AP is reporting:

“CLEVELAND (AP) — Newly released federal data shows how drugmakers and distributors increased shipments of opioid painkillers across the U.S. as the nation’s addiction crisis accelerated from 2006 to 2012.

The data, released this week by a federal court in Ohio as part of a far-reaching opioids case, shows that companies distributed 8.4 billion hydrocodone and oxycodone pills to commercial pharmacies in 2006 and 12.6 billion in 2012. That’s an increase of over 50%.

Over that seven-year period, 76 billion pills were distributed in all, according to an analysis by The Washington Post, which had sued along with another outlet, HD Media, to obtain the data. During the same timeframe, prescription opioids contributed to more than 100,000 deaths in the U.S., according to the U.S. Centers for Disease Control and Prevention.

The shipments increased even after one of the companies, Purdue Pharma, was leveled with a $635 million federal fine in 2007 for falsely claiming its drug, OxyContin, was not as addictive as earlier opioids.

While OxyContin is the best-known prescription opioid, the Post analysis shows that Purdue accounted for just 3% of pills sold during that time. Three makers of generic drugs accounted for nearly 90% of the sales.

The data tracks a dozen different opioids, including oxycodone and hydrocodone, according to the Post. They account for most of the pill shipments to pharmacies.

The distribution data, maintained by the U.S. Drug Enforcement Administration, is a key element of lawsuits filed by more than 2,000 state, local and tribal governments seeking to hold drug companies accountable for the crisis.”

Closing arguments were heard on Monday in The State of Oklahoma Vs. Johnson and Johnson. The trial is playing out in the courtroom of Cleveland County District Judge Thad Balkman. It is the first of its kind in the nation, and legal scholars say it could set a major precedent for other states. Shaping up to be a high-water mark for some type of legal respite to help correct America’s course away from further human loss and societal degradation from the products and practices of opioid drugmakers.

The state has said that more than 6,100 Oklahomans died as a result of a prescription drug overdose from 2000 to 2017. It has proposed a $17.5 billion abatement plan over 30 years to get the state out of its opioid epidemic.

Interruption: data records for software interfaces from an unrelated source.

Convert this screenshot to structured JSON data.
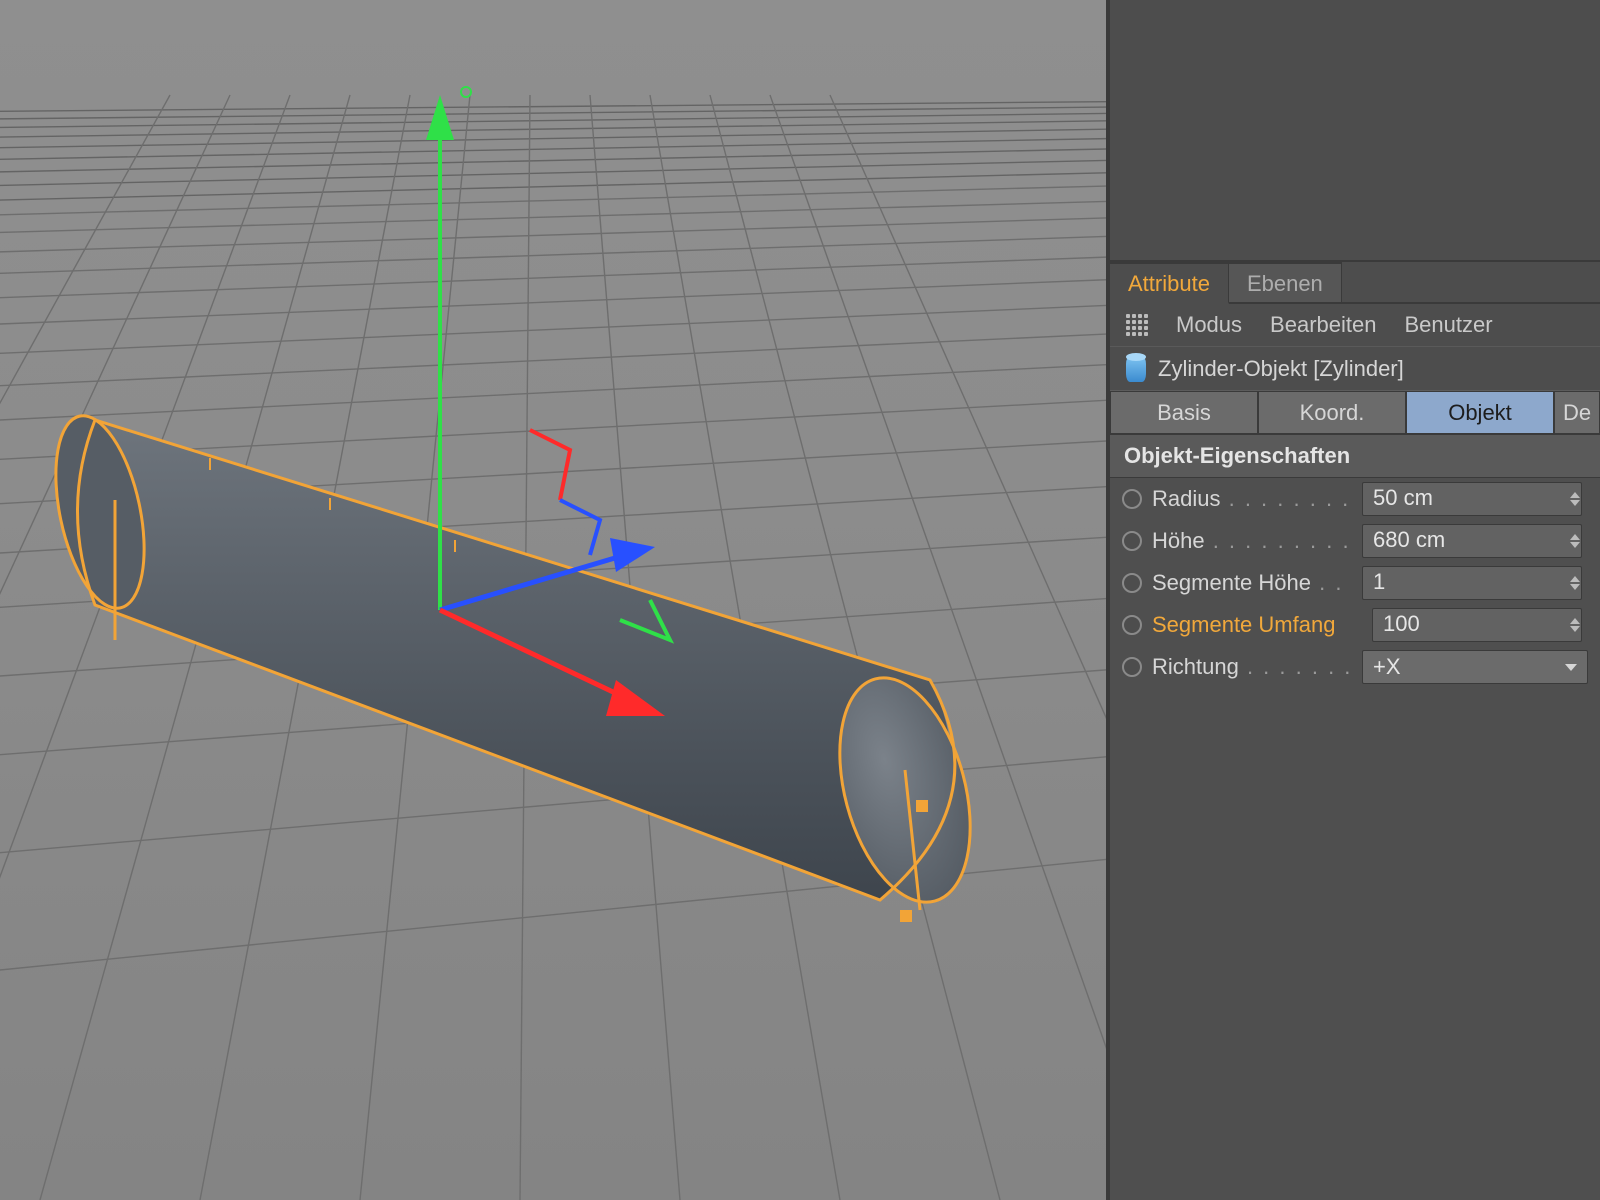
{
  "panel": {
    "tabs": {
      "attribute": "Attribute",
      "ebenen": "Ebenen"
    },
    "menu": {
      "modus": "Modus",
      "bearbeiten": "Bearbeiten",
      "benutzer": "Benutzer"
    },
    "object_header": "Zylinder-Objekt [Zylinder]",
    "subtabs": {
      "basis": "Basis",
      "koord": "Koord.",
      "objekt": "Objekt",
      "cut": "De"
    },
    "section": "Objekt-Eigenschaften",
    "props": {
      "radius_label": "Radius",
      "radius_value": "50 cm",
      "hoehe_label": "Höhe",
      "hoehe_value": "680 cm",
      "seg_hoehe_label": "Segmente Höhe",
      "seg_hoehe_value": "1",
      "seg_umfang_label": "Segmente Umfang",
      "seg_umfang_value": "100",
      "richtung_label": "Richtung",
      "richtung_value": "+X"
    }
  }
}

The company’s role in the opioid crisis may be worse than Purdue’s. Oklahoma has alleged that two Johnson & Johnson subsidiaries, Tasmanian Alkaloids and Noramco, “created, grew, imported and supplied to J&J and its other co-conspirators, including Purdue, the narcotic raw materials necessary to manufacture the opioid pain medications thrust upon the unsuspecting public since the 1990s.

Motherjones detailed the bombshell documents in a report stating:

Exhibits shown at the Oklahoma trial suggest that Purdue’s growth relied largely on Johnson and Johnson’s thebaine supply. A 1998 letter from an executive from Noramco…to Purdue Frederick Laboratories (later Purdue Pharma) read, “Noramco will work with PF Laboratories to secure its entire, worldwide requirements. This is not a minor point. As we have discussed, access to raw materials is going to be critical to obtaining security of supply.” It goes on, “gaining access to raw materials on a worldwide basis…simply cannot be provided by any other company.

For more details, see the exclusive story from The HighWire JOHNSON & JOHNSON: A HOUSEHOLD NAME TO A PUBLIC DOWNFALL